Directions:
The expected output is each line in the data below that includes the string "arrow".

Start of Block

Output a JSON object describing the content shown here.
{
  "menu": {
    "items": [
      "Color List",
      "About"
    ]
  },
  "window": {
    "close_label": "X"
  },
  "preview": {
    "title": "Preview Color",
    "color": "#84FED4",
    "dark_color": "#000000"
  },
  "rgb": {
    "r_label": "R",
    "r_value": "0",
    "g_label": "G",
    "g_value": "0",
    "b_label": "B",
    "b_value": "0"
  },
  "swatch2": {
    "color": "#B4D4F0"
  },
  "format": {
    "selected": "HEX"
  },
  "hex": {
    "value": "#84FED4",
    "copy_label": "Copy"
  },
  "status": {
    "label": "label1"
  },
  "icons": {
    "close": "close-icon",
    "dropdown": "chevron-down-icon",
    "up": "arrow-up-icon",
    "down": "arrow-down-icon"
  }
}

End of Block

Exercise result:
    "up": "arrow-up-icon",
    "down": "arrow-down-icon"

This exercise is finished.